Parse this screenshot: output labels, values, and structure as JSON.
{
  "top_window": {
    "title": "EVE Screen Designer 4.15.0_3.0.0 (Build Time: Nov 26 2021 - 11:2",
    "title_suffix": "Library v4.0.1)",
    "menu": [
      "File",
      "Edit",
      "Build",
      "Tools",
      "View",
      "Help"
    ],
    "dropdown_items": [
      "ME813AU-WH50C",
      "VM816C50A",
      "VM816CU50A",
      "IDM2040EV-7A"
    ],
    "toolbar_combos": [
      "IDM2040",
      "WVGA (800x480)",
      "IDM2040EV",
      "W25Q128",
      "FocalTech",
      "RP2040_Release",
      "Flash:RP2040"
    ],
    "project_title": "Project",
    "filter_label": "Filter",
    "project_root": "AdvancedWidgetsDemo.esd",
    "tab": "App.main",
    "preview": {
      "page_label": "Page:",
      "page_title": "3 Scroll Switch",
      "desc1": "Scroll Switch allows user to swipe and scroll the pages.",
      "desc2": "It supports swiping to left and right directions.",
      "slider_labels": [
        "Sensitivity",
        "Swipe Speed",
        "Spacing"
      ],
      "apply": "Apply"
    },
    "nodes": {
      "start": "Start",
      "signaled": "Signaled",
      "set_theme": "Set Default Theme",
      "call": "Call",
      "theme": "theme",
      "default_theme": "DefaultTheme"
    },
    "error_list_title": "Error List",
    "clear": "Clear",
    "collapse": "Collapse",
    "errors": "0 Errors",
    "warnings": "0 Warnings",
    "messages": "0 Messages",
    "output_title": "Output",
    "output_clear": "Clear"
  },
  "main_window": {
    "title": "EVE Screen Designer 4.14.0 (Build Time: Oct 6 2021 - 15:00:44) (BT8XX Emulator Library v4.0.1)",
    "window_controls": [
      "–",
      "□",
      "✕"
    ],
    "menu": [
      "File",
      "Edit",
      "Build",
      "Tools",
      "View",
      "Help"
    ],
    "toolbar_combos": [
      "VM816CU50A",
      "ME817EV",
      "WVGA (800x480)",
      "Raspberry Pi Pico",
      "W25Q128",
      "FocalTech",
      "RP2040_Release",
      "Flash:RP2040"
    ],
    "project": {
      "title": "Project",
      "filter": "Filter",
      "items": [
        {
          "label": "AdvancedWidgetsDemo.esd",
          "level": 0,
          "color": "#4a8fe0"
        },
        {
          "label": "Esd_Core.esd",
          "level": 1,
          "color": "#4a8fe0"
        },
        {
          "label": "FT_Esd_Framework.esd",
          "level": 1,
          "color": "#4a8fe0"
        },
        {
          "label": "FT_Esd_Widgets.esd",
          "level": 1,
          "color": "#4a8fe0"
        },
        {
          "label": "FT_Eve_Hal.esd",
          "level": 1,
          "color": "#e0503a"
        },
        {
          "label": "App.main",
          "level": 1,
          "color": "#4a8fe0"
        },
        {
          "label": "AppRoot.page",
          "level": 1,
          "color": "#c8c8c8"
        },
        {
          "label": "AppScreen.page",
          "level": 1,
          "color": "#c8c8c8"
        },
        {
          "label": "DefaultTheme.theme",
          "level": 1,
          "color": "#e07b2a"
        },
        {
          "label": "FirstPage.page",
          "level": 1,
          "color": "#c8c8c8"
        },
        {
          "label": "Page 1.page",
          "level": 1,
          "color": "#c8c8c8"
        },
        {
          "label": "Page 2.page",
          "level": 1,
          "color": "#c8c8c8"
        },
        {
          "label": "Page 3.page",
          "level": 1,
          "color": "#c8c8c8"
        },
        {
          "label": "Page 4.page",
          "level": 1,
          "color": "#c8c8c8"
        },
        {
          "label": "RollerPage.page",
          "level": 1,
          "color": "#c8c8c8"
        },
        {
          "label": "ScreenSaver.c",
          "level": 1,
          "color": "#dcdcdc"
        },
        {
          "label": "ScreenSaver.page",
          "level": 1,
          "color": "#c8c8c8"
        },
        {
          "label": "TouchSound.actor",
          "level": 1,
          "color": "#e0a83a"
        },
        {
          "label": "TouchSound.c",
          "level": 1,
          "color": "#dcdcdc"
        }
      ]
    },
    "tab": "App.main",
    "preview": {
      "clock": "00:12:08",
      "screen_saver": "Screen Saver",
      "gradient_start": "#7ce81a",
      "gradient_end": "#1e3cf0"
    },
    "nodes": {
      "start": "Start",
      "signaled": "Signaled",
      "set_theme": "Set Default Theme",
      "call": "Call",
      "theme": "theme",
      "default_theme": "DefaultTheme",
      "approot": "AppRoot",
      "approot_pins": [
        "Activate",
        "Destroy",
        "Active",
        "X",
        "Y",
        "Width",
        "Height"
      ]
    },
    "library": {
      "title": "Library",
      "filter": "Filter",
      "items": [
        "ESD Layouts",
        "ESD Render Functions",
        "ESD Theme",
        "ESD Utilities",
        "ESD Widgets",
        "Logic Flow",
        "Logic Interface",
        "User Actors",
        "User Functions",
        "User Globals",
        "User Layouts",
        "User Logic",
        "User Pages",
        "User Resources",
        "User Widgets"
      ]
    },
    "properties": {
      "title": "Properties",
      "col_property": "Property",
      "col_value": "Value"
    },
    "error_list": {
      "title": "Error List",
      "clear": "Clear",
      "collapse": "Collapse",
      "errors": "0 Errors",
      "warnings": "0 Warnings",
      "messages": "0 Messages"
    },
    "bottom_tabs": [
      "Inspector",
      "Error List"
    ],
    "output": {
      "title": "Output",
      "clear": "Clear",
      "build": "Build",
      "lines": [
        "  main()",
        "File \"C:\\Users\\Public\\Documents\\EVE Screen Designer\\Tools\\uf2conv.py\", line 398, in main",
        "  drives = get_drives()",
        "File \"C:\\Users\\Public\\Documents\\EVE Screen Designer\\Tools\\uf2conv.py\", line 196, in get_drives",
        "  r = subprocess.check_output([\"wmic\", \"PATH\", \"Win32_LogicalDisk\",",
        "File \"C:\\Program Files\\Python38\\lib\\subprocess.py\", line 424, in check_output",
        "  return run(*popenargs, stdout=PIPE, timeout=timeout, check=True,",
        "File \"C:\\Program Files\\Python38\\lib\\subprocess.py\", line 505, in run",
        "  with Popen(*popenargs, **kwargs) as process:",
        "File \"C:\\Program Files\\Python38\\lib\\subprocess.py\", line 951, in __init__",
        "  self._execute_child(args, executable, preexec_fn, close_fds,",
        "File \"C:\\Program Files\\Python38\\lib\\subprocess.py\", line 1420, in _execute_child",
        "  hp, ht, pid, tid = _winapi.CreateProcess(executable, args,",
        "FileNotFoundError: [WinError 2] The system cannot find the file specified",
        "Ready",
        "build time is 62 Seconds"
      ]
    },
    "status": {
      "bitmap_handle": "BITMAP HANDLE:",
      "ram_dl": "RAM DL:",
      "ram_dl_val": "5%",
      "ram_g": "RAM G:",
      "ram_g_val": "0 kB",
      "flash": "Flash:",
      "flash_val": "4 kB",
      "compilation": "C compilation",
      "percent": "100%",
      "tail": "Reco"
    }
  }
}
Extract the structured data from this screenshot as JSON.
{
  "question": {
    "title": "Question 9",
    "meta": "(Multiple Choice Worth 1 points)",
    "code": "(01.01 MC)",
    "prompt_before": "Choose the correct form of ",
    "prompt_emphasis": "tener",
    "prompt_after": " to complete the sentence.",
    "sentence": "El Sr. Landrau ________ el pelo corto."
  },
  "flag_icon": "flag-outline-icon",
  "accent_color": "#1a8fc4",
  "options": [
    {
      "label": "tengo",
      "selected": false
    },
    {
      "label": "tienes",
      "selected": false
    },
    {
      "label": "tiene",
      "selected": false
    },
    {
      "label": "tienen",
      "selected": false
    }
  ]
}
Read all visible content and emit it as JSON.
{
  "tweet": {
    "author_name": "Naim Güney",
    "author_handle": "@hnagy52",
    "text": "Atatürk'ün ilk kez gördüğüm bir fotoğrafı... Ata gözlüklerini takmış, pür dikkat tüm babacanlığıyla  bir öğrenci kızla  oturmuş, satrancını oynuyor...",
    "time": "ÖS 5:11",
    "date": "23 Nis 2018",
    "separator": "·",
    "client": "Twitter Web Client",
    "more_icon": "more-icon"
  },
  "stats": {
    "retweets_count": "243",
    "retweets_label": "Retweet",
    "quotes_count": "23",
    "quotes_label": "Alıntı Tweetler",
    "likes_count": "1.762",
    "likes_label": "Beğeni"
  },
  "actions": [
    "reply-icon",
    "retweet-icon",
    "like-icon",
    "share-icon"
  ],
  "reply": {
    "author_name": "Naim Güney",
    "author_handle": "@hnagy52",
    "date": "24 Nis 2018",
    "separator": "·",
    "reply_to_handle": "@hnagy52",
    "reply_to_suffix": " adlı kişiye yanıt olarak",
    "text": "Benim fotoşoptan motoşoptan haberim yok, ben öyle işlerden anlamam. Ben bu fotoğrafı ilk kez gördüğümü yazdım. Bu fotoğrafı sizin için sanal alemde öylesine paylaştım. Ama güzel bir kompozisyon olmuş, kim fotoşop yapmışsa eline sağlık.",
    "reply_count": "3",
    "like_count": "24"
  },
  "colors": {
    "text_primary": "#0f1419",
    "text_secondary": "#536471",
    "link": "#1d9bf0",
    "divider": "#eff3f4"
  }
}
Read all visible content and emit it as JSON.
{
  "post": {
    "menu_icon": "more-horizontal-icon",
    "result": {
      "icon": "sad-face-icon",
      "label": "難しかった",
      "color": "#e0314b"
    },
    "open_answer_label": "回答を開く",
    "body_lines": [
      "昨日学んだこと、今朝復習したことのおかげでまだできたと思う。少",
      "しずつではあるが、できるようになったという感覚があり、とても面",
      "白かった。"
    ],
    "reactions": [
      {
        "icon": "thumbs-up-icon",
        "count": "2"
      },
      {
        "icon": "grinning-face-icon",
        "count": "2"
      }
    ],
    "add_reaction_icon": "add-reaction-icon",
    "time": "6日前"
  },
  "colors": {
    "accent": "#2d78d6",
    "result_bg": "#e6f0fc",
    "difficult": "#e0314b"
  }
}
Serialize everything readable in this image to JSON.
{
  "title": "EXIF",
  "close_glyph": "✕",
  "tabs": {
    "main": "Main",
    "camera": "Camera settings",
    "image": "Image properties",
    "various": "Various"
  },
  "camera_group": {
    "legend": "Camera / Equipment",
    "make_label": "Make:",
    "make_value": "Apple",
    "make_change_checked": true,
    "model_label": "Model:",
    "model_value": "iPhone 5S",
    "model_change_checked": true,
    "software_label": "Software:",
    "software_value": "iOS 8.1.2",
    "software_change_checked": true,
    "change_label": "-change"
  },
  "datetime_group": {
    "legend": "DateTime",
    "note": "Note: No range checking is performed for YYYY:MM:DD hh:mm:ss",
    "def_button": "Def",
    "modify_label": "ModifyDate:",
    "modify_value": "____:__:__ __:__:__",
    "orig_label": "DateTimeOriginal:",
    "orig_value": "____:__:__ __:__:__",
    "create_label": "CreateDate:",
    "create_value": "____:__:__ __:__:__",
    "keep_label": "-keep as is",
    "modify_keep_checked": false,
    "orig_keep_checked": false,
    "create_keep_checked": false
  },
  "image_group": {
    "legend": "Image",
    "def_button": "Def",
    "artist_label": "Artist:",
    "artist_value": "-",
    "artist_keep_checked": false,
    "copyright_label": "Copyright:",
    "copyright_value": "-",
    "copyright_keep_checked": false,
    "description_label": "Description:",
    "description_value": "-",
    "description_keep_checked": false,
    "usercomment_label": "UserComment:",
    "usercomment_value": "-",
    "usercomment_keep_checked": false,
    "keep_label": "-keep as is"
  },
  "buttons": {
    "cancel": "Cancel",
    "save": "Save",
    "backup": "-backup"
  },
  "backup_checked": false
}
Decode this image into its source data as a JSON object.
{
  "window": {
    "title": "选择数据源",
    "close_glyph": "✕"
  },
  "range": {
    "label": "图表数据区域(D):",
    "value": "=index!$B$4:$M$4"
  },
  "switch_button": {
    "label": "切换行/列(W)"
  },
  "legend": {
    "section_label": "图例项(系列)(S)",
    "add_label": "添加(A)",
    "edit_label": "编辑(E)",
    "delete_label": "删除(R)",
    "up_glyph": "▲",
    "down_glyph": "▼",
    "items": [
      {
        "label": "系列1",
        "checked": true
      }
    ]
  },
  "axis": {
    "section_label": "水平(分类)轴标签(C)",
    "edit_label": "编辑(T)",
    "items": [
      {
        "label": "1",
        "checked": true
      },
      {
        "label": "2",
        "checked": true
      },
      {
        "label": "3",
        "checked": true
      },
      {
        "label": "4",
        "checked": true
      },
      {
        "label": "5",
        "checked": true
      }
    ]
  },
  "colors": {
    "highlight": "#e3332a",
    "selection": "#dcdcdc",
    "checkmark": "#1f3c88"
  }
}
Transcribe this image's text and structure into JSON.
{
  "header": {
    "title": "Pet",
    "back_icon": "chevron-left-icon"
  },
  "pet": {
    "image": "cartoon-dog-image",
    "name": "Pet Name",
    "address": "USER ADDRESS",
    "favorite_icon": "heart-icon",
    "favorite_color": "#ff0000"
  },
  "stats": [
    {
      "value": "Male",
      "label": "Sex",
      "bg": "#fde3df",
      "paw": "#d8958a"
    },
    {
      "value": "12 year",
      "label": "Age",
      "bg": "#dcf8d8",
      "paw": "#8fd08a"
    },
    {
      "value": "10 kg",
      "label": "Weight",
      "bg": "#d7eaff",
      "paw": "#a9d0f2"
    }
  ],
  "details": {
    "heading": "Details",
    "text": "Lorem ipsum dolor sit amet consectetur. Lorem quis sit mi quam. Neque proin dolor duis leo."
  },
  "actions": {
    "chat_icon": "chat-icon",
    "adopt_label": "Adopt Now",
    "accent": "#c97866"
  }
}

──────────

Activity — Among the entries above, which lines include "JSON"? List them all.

Task answer —
Parse this screenshot: output labels, values, and structure as JSON.
Extract the structured data from this screenshot as JSON.
Read all visible content and emit it as JSON.
Read all visible content and emit it as JSON.
Serialize everything readable in this image to JSON.
Decode this image into its source data as a JSON object.
Transcribe this image's text and structure into JSON.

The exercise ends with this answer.